The online magazine includes profiles of college activists who are working to encourage healthy sexual relationships at their schools, quizzes to help readers assess how well their own university is handling these issues, information about federal laws that forbid gender discrimination in academic settings, and suggestions for campus events to spread the word about consent:
The group behind the magazine is FORCE: Upsetting Rape Culture, the same feminist activists who recently played an elaborate prank on Playboy Magazine. Last week, it appeared as though Playboy had released a “guide to a consensual good time,” choosing to emphasize sexual assault prevention in place of its traditional annual ranking of the country’s best party schools. But it was quickly revealed to be a fake — a parody site created by FORCE to get the Internet talking about consent on college campuses. To carry out the campaign, FORCE partnered with college activists who were in on the joke and who helped spread the fake guide among their peers.
FORCE says the reaction to the Playboy prank was so positive that it was clear students wanted real consent-themed materials. Not realizing it was a prank, hundreds of people praised Playboy in the comment section of the fake site, writing “Thank you” and “About time.” “The internet saw way more enthusiasm for the spoof ‘Ultimate Guide for a Consensual Good Time’ than for Playboy’s actual top party school list,” the group notes in a press release.

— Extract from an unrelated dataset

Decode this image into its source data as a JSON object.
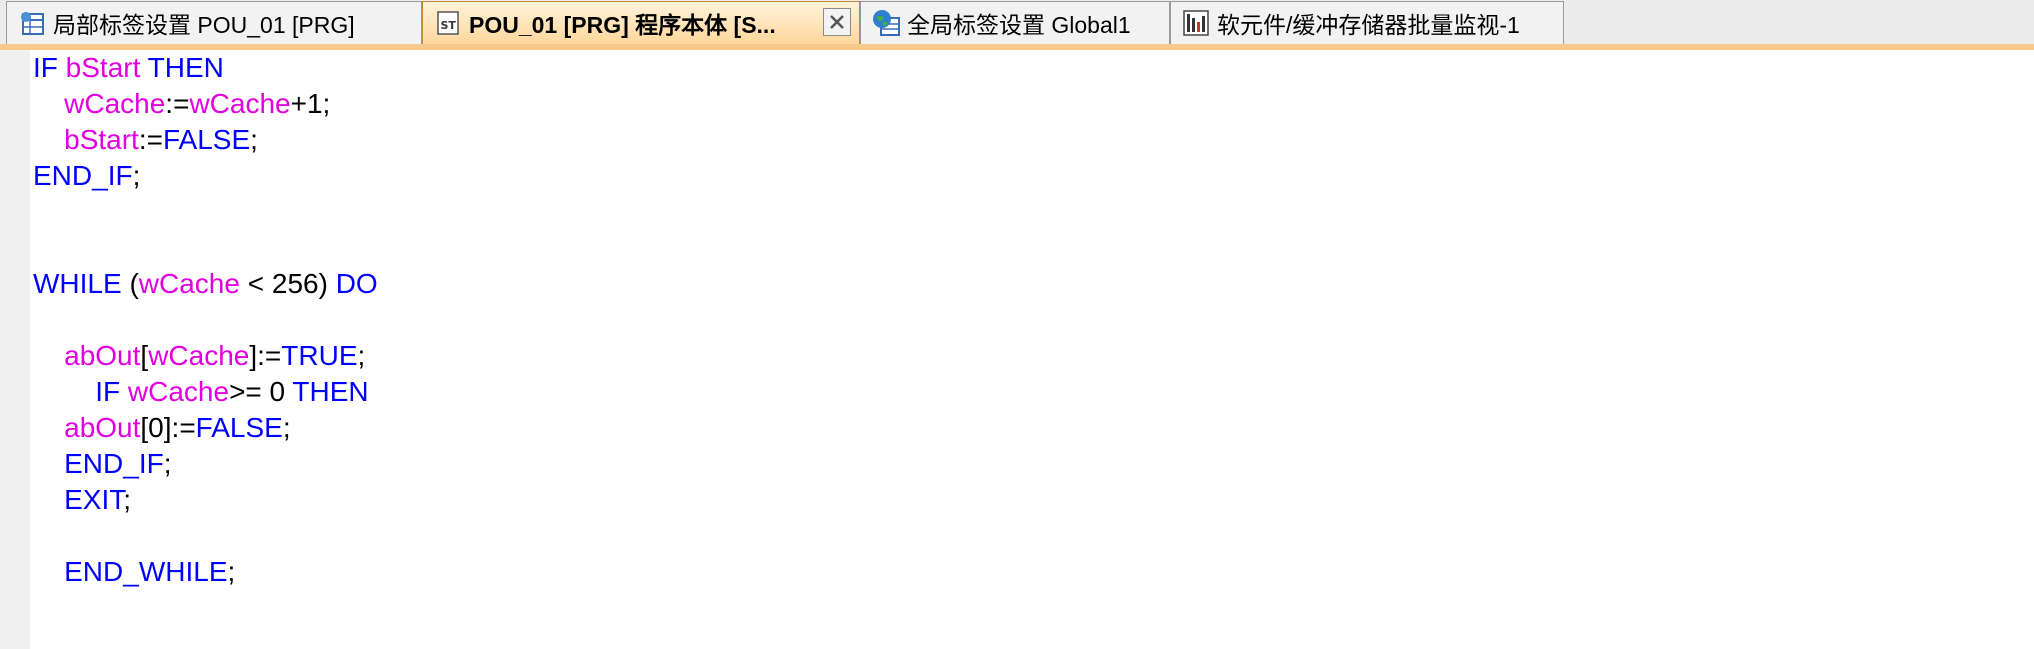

So the FORCE activists delivered. The 21-page action pack takes a similar tact as the fake Playboy guide did — colorful graphics, step-by-step guides, and a casual tone. For instance, college students can take a Cosmo-style quiz to assess how well their campus deals with issues of consent, and their schools will end up falling into categories like “Preaching to the choir,” “Consent is nice in theory, but gets lost in practice,” or “My school is a nightmare.” The magazine offers follow-up advice for each category. For the “nightmare” schools, students are directed to a later section that explains Title IX and provides an example of students who filed a formal complaint with the U.S. Department of Education over their university’s inadequate sexual assault policies.

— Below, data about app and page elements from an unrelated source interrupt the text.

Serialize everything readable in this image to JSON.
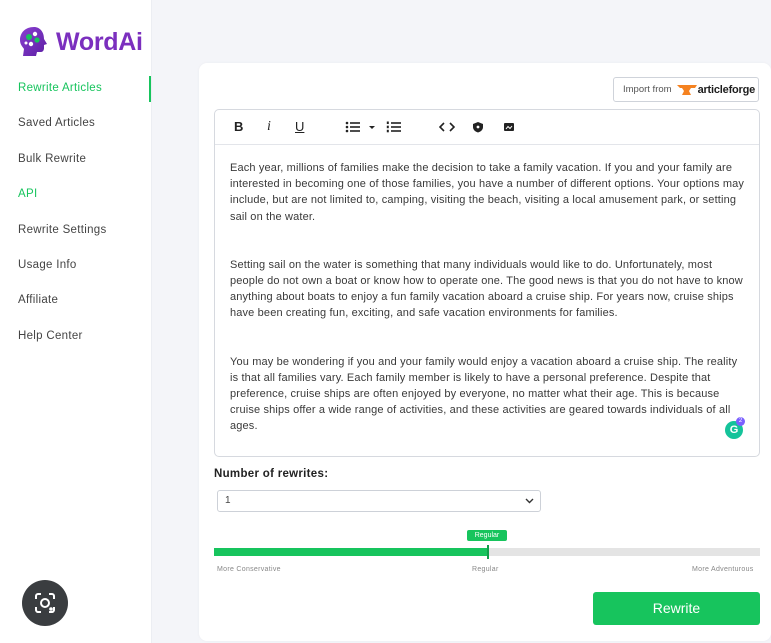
{
  "brand": {
    "name_part1": "Word",
    "name_part2": "Ai",
    "color": "#7b2fbe"
  },
  "accent_color": "#17c45d",
  "sidebar": {
    "items": [
      {
        "label": "Rewrite Articles",
        "state": "active"
      },
      {
        "label": "Saved Articles"
      },
      {
        "label": "Bulk Rewrite"
      },
      {
        "label": "API",
        "state": "highlight"
      },
      {
        "label": "Rewrite Settings"
      },
      {
        "label": "Usage Info"
      },
      {
        "label": "Affiliate"
      },
      {
        "label": "Help Center"
      }
    ]
  },
  "import": {
    "label": "Import from",
    "brand_part1": "article",
    "brand_part2": "forge"
  },
  "toolbar": {
    "bold": "B",
    "italic": "i",
    "underline": "U",
    "icons": [
      "bulleted-list-icon",
      "chevron-down-icon",
      "numbered-list-icon",
      "code-icon",
      "shield-icon",
      "image-icon"
    ]
  },
  "editor": {
    "paragraphs": [
      "Each year, millions of families make the decision to take a family vacation. If you and your family are interested in becoming one of those families, you have a number of different options. Your options may include, but are not limited to, camping, visiting the beach, visiting a local amusement park, or setting sail on the water.",
      "Setting sail on the water is something that many individuals would like to do. Unfortunately, most people do not own a boat or know how to operate one. The good news is that you do not have to know anything about boats to enjoy a fun family vacation aboard a cruise ship. For years now, cruise ships have been creating fun, exciting, and safe vacation environments for families.",
      "You may be wondering if you and your family would enjoy a vacation aboard a cruise ship. The reality is that all families vary. Each family member is likely to have a personal preference. Despite that preference, cruise ships are often enjoyed by everyone, no matter what their age. This is because cruise ships offer a wide range of activities, and these activities are geared towards individuals of all ages."
    ],
    "grammarly_letter": "G",
    "grammarly_count": "2"
  },
  "rewrites": {
    "label": "Number of rewrites:",
    "selected": "1"
  },
  "slider": {
    "tooltip": "Regular",
    "value": 0.5,
    "labels": {
      "left": "More Conservative",
      "middle": "Regular",
      "right": "More Adventurous"
    }
  },
  "rewrite_button": {
    "label": "Rewrite"
  }
}
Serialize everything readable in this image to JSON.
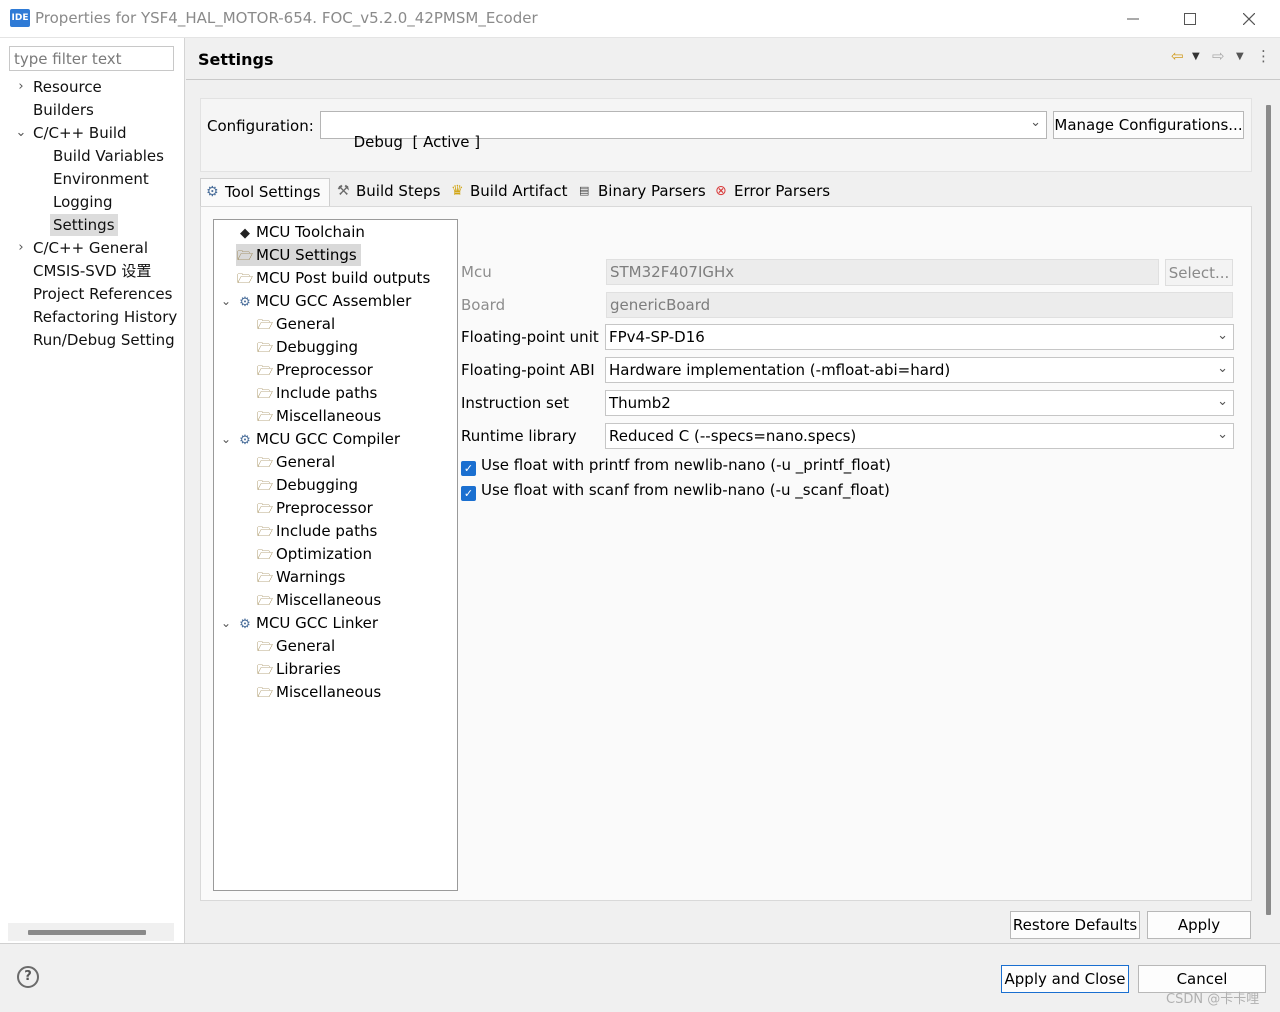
{
  "window": {
    "app_icon": "IDE",
    "title": "Properties for YSF4_HAL_MOTOR-654. FOC_v5.2.0_42PMSM_Ecoder",
    "minimize_icon": "minimize-icon",
    "maximize_icon": "maximize-icon",
    "close_icon": "close-icon"
  },
  "sidebar": {
    "filter_placeholder": "type filter text",
    "items": [
      {
        "label": "Resource",
        "chevron": "›"
      },
      {
        "label": "Builders",
        "chevron": ""
      },
      {
        "label": "C/C++ Build",
        "chevron": "⌄"
      },
      {
        "label": "Build Variables",
        "chevron": ""
      },
      {
        "label": "Environment",
        "chevron": ""
      },
      {
        "label": "Logging",
        "chevron": ""
      },
      {
        "label": "Settings",
        "chevron": "",
        "selected": true
      },
      {
        "label": "C/C++ General",
        "chevron": "›"
      },
      {
        "label": "CMSIS-SVD 设置",
        "chevron": ""
      },
      {
        "label": "Project References",
        "chevron": ""
      },
      {
        "label": "Refactoring History",
        "chevron": ""
      },
      {
        "label": "Run/Debug Setting",
        "chevron": ""
      }
    ]
  },
  "header": {
    "title": "Settings",
    "back_icon": "⇦",
    "forward_icon": "⇨",
    "menu_icon": "⋮"
  },
  "config": {
    "label": "Configuration:",
    "value": "Debug  [ Active ]",
    "manage_button": "Manage Configurations..."
  },
  "tabs": [
    {
      "label": "Tool Settings",
      "icon": "gear-icon",
      "active": true
    },
    {
      "label": "Build Steps",
      "icon": "hammer-icon"
    },
    {
      "label": "Build Artifact",
      "icon": "trophy-icon"
    },
    {
      "label": "Binary Parsers",
      "icon": "binary-icon"
    },
    {
      "label": "Error Parsers",
      "icon": "error-icon"
    }
  ],
  "tool_tree": {
    "items": [
      {
        "label": "MCU Toolchain",
        "icon": "chip-icon",
        "chevron": ""
      },
      {
        "label": "MCU Settings",
        "icon": "settings-folder-icon",
        "chevron": "",
        "selected": true
      },
      {
        "label": "MCU Post build outputs",
        "icon": "settings-folder-icon",
        "chevron": ""
      },
      {
        "label": "MCU GCC Assembler",
        "icon": "tool-icon",
        "chevron": "⌄"
      },
      {
        "label": "General",
        "icon": "settings-folder-icon",
        "chevron": ""
      },
      {
        "label": "Debugging",
        "icon": "settings-folder-icon",
        "chevron": ""
      },
      {
        "label": "Preprocessor",
        "icon": "settings-folder-icon",
        "chevron": ""
      },
      {
        "label": "Include paths",
        "icon": "settings-folder-icon",
        "chevron": ""
      },
      {
        "label": "Miscellaneous",
        "icon": "settings-folder-icon",
        "chevron": ""
      },
      {
        "label": "MCU GCC Compiler",
        "icon": "tool-icon",
        "chevron": "⌄"
      },
      {
        "label": "General",
        "icon": "settings-folder-icon",
        "chevron": ""
      },
      {
        "label": "Debugging",
        "icon": "settings-folder-icon",
        "chevron": ""
      },
      {
        "label": "Preprocessor",
        "icon": "settings-folder-icon",
        "chevron": ""
      },
      {
        "label": "Include paths",
        "icon": "settings-folder-icon",
        "chevron": ""
      },
      {
        "label": "Optimization",
        "icon": "settings-folder-icon",
        "chevron": ""
      },
      {
        "label": "Warnings",
        "icon": "settings-folder-icon",
        "chevron": ""
      },
      {
        "label": "Miscellaneous",
        "icon": "settings-folder-icon",
        "chevron": ""
      },
      {
        "label": "MCU GCC Linker",
        "icon": "tool-icon",
        "chevron": "⌄"
      },
      {
        "label": "General",
        "icon": "settings-folder-icon",
        "chevron": ""
      },
      {
        "label": "Libraries",
        "icon": "settings-folder-icon",
        "chevron": ""
      },
      {
        "label": "Miscellaneous",
        "icon": "settings-folder-icon",
        "chevron": ""
      }
    ]
  },
  "mcu_settings": {
    "mcu_label": "Mcu",
    "mcu_value": "STM32F407IGHx",
    "select_button": "Select...",
    "board_label": "Board",
    "board_value": "genericBoard",
    "fpu_label": "Floating-point unit",
    "fpu_value": "FPv4-SP-D16",
    "abi_label": "Floating-point ABI",
    "abi_value": "Hardware implementation (-mfloat-abi=hard)",
    "iset_label": "Instruction set",
    "iset_value": "Thumb2",
    "runtime_label": "Runtime library",
    "runtime_value": "Reduced C (--specs=nano.specs)",
    "printf_float_label": "Use float with printf from newlib-nano (-u _printf_float)",
    "scanf_float_label": "Use float with scanf from newlib-nano (-u _scanf_float)"
  },
  "footer": {
    "restore_defaults": "Restore Defaults",
    "apply": "Apply",
    "apply_close": "Apply and Close",
    "cancel": "Cancel",
    "help_glyph": "?",
    "watermark": "CSDN @卡卡哩"
  },
  "colors": {
    "accent": "#1a6fd0",
    "selection": "#d9d9d9",
    "background": "#f0f0f0"
  }
}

The group is hoping their consent guide will inspire a new generation of activists. FORCE is also launching a “consent revolution” contest, encouraging college students to host creative consent campaigns and upload photos of them to the group’s Facebook page. The photo with the most “likes” by October 7 will win. “Your action could be a consent themed cheer at the Homecoming game’s half time! It could be a compelling poster campaign. It could be an instantly viral hash-tagged meme!” FORCE explains on its site.

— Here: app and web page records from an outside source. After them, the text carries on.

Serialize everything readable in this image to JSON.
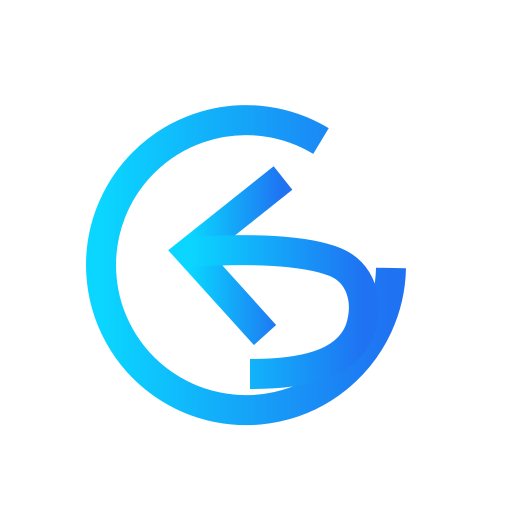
{
  "image": {
    "background_color": "#ffffff",
    "subject": "back-arrow-circle-logo-icon",
    "gradient": {
      "start_color": "#0ad6ff",
      "end_color": "#1f72f2"
    }
  }
}
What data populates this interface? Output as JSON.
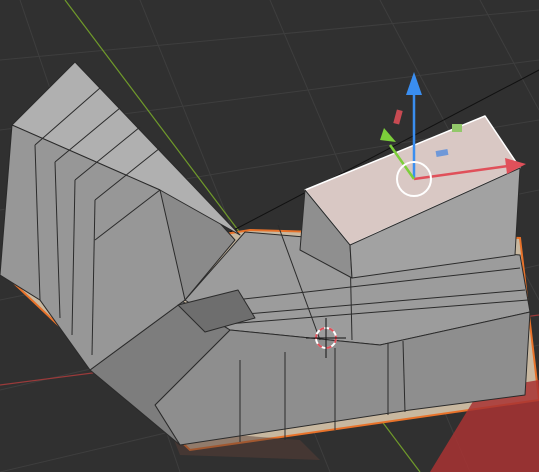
{
  "app": {
    "name": "3D Viewport"
  },
  "viewport": {
    "background": "#303030",
    "grid_color": "#3d3d3d",
    "x_axis_color": "#9a3a3a",
    "y_axis_color": "#6f9a2a",
    "object_selection_color": "#e8722a",
    "selected_face_color": "#d9c8c4",
    "mesh_face_color": "#9a9a9a",
    "mesh_edge_color": "#2b2b2b"
  },
  "gizmo": {
    "axes": [
      {
        "name": "x",
        "color": "#e0505a",
        "icon": "arrow-right-icon"
      },
      {
        "name": "y",
        "color": "#7ccf3a",
        "icon": "arrow-up-left-icon"
      },
      {
        "name": "z",
        "color": "#3a8ef0",
        "icon": "arrow-up-icon"
      }
    ],
    "center_ring_color": "#ffffff"
  },
  "cursor": {
    "icon": "3d-cursor-icon",
    "colors": [
      "#ffffff",
      "#e0505a"
    ]
  }
}
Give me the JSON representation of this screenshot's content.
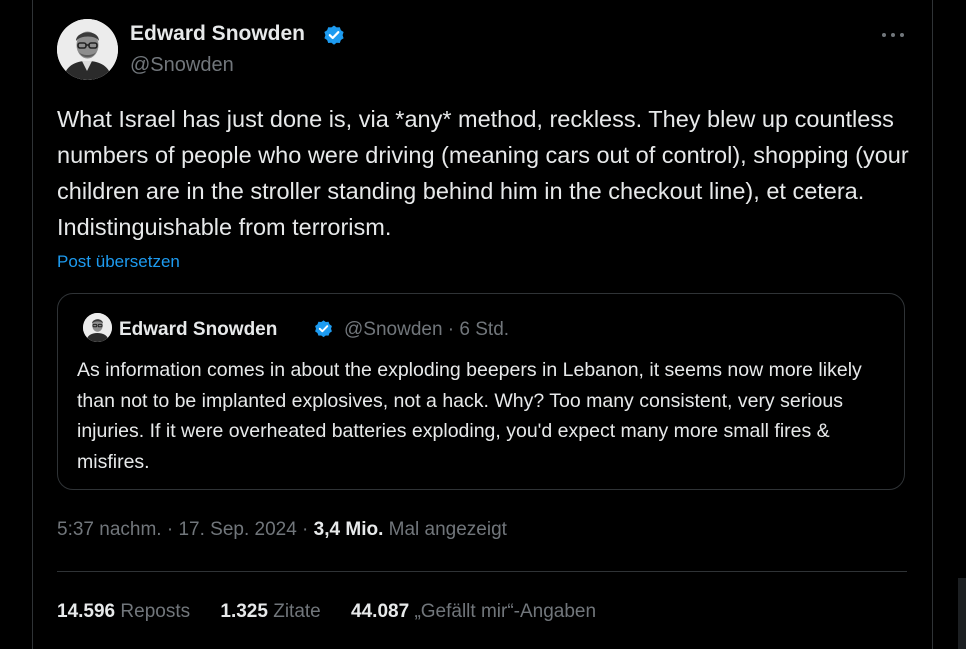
{
  "tweet": {
    "author_name": "Edward Snowden",
    "handle": "@Snowden",
    "avatar_icon": "snowden-portrait",
    "verified_color": "#1d9bf0",
    "text": "What Israel has just done is, via *any* method, reckless. They blew up countless numbers of people who were driving (meaning cars out of control), shopping (your children are in the stroller standing behind him in the checkout line), et cetera. Indistinguishable from terrorism.",
    "translate_label": "Post übersetzen"
  },
  "quoted": {
    "author_name": "Edward Snowden",
    "handle_time": "@Snowden · 6 Std.",
    "text": "As information comes in about the exploding beepers in Lebanon, it seems now more likely than not to be implanted explosives, not a hack. Why? Too many consistent, very serious injuries. If it were overheated batteries exploding, you'd expect many more small fires & misfires."
  },
  "meta": {
    "timestamp": "5:37 nachm. · 17. Sep. 2024 · ",
    "views_count": "3,4 Mio.",
    "views_label": " Mal angezeigt"
  },
  "stats": {
    "reposts_count": "14.596",
    "reposts_label": "Reposts",
    "quotes_count": "1.325",
    "quotes_label": "Zitate",
    "likes_count": "44.087",
    "likes_label": "„Gefällt mir“-Angaben"
  },
  "colors": {
    "background": "#000000",
    "text": "#e7e9ea",
    "muted": "#71767b",
    "link": "#1d9bf0",
    "border": "#2f3336"
  }
}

As the issue of sexual assault on college campuses has remained in the headlines, FORCE wants to empower students to change the atmospheres at their own schools. The group believes that a student-driven movement will help combat the persistent rape culture that currently dissuades victims of sexual assault from coming forward. And ultimately, greater education about consent can help prevent sexual crimes from happening in the first place.
“For consent to be a truly mainstream and common practice, it needs to be part of the sexual culture on college campuses,” Hannah Brancato, one of the co-directors of FORCE, noted in a statement accompanying the new project. “If you only learn about consent in an auditorium, it will be hard to put into practice in the heat of the moment. But if consent is also surrounding students in their party culture and in their social spheres, it is more likely to sink in. College students are the best people to teach other college students about how enthusiastic, consensual sex is the best sex.”
Read the whole guide below: